Pub.: 05 Apr '18, Pinned: 11 Apr '18

Human tonsil B-cell lymphoma 6 (BCL6)-expressing CD4+ T-cell subset specialized for B-cell help outside germinal centers.

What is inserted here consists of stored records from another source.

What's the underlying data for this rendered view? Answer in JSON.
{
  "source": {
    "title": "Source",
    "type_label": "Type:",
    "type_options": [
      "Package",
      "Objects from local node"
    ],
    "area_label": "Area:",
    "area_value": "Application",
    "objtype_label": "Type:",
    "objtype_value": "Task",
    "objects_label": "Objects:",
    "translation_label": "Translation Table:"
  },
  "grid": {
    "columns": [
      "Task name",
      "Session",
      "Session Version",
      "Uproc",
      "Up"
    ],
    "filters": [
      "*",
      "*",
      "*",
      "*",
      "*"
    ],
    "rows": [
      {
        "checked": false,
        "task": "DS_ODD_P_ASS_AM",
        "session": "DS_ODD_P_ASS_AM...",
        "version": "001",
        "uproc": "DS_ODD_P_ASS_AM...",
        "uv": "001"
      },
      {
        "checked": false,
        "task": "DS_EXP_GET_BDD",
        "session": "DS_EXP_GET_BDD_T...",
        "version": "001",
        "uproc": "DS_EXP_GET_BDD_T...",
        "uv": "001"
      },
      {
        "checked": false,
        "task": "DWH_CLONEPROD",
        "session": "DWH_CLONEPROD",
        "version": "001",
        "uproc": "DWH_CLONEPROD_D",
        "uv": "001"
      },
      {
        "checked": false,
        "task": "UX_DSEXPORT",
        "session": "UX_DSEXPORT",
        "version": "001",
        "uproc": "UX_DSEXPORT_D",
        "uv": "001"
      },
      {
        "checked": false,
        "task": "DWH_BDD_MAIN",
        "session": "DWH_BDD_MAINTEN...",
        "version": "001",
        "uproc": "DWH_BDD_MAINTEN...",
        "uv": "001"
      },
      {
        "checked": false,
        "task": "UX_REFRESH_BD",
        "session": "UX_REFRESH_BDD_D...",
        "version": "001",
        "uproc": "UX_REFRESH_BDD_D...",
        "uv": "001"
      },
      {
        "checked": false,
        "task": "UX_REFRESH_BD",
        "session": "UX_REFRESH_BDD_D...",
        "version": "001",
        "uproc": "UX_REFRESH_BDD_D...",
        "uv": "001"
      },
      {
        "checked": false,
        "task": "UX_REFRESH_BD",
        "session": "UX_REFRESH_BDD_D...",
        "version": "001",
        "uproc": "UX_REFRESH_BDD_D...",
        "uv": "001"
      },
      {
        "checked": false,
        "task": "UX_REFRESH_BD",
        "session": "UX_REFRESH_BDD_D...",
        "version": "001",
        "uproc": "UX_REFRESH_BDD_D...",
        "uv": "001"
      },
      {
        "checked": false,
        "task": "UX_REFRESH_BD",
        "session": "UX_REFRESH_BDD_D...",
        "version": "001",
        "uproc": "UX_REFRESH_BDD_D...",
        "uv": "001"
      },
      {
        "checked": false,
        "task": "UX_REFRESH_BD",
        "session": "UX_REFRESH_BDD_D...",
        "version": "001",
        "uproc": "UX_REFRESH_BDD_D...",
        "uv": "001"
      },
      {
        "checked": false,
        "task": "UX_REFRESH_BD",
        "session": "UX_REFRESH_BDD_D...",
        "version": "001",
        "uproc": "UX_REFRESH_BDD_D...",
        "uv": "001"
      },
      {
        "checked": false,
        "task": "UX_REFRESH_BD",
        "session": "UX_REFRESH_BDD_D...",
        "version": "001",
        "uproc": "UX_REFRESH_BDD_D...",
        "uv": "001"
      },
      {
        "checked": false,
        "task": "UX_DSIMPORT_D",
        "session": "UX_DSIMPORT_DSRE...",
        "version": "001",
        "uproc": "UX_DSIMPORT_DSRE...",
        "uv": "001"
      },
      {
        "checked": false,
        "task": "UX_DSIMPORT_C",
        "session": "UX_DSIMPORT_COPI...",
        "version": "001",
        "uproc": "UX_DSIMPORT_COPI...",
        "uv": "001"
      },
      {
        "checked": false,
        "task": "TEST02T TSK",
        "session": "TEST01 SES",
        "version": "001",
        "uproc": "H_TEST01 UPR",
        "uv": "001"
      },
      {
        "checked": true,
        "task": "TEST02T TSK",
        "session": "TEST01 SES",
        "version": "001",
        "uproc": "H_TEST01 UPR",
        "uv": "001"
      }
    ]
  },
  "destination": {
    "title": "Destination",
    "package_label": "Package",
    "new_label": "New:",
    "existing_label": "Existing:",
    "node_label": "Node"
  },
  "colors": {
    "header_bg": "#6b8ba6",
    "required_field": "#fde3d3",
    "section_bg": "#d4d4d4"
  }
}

Abstract: T follicular helper (Tfh) cells represent a Th subset engaged in the help of B-cell responses in germinal centers (GCs). Tfh cells abundantly express the transcription repressor B-cell lymphoma 6 (Bcl6), a factor that is necessary and sufficient for their development in vivo. Whether Tfh or Tfh-committed cells are involved in the help of B cells outside GCs remains unclear, particularly in humans. In this study, we identified a previously undefined BCL6-expressing CD4(+) T-cell subset in human tonsils. This subset expressed IL-7 receptor and chemokine receptor 5 (CXCR5) and inducible costimulator (ICOS) at low levels (CXCR5(lo)ICOS(lo)), and it was found exclusively outside GCs. CXCR5(lo)ICOS(lo) CD4(+) T cells secreted larger amounts of IL-21 and IL-10 than CXCR5(hi)ICOS(hi) GC-Tfh cells upon activation, and they induced proliferation and differentiation of naïve B cells into Ig-producing cells more efficiently than GC-Tfh cells. However, this subset lacked the capacity to help GC-B cells because of the induction of apoptosis of GC-B cells through the FAS/FAS-ligand interaction. CXCR5(lo)ICOS(lo) CD4(+) T cells expressed equivalent amounts of BCL6 transcript with CXCR5(hi)ICOS(hi) GC-Tfh cells, but they expressed less Bcl6 protein. Collectively, our study indicates that CXCR5(lo)ICOS(lo) CD4(+) T cells in human tonsils represent Tfh lineage-committed cells that provide help to naïve and memory B cells outside GCs.

Pub.: 03 Aug '11, Pinned: 11 Apr '18